A balance sheet is an account document that shows a company’s – or even an individual’s – assets and liabilities. Assets are items of value, be they tangible or intangible, while liabilities are responsibilities a company has that require outgoing money or assets. However, there are various kinds of assets and liabilities, and they have different names on the balance sheet to describe various circumstances that may surround them.
Assets can be tangible or intangible. Personal assets might be a house, a car or even a college education. Companies’ assets can be found on their balance sheet, and include many of the same things that a person’s might, including real estate, inventory or even the value of a brand name. It might also include a loan, as a loan would generate interest income -- an asset -- in addition to maintaining the value of the principal (also an asset).
While a loan made is an asset, sometimes the borrower isn’t able to repay it. This doesn’t change the fact that the loan is an asset; however, it is then referred to as a nonperforming asset, as it isn’t producing the value for the lender that it was intended to.
Interest in Suspense
Interest in suspense appears on a balance sheet when a company has loaned money (an asset) but the loan has become a nonperforming asset. This means that the interest is due to the company, and that the company is entitled to the interest. But it has not received it, so it falls into this special designation on the balance sheet, because it is not available to the company yet, and it’s possible that it may never be received.

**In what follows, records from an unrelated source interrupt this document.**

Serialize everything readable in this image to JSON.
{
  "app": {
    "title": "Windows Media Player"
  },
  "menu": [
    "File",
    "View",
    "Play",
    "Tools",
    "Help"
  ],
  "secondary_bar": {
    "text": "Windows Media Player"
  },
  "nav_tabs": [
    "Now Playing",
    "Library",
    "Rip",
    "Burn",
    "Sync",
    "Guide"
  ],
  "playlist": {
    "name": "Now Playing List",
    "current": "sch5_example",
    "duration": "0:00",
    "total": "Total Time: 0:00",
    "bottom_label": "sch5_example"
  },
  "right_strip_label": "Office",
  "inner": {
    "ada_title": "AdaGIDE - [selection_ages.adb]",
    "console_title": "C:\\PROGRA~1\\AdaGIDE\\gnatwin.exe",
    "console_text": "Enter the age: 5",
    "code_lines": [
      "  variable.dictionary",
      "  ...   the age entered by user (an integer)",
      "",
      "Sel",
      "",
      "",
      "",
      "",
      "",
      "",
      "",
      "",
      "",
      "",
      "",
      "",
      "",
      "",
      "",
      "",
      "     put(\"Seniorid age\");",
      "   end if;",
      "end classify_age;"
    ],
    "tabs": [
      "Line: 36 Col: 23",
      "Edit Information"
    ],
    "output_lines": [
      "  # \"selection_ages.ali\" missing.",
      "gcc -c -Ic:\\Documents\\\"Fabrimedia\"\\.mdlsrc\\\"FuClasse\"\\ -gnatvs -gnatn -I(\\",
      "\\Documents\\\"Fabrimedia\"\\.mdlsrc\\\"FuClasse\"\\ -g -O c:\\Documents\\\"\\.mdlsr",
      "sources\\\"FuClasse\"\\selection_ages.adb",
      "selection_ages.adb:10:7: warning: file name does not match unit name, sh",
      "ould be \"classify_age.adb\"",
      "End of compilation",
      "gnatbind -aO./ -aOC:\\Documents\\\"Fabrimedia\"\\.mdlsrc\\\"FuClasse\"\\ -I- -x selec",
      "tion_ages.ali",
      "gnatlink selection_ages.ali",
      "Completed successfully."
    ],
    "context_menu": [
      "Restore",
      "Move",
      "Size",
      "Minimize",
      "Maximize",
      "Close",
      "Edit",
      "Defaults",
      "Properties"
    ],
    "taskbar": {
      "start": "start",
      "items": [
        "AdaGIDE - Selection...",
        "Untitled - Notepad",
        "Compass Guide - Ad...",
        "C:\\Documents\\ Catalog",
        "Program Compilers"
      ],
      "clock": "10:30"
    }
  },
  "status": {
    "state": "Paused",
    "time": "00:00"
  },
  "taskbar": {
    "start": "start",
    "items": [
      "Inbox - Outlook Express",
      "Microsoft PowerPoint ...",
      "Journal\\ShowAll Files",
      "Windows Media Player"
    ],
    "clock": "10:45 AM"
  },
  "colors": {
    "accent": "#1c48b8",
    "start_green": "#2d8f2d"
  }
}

Betsina Simonetti has been writing professionally since 2003. With work appearing in publications such as "The Washington Square News," as well as several websites, she has covered topics ranging from New York theater to planning a civil ceremony wedding. Simonetti holds a B.A. in English from Columbia University and an M.B.A. from the University of Michigan.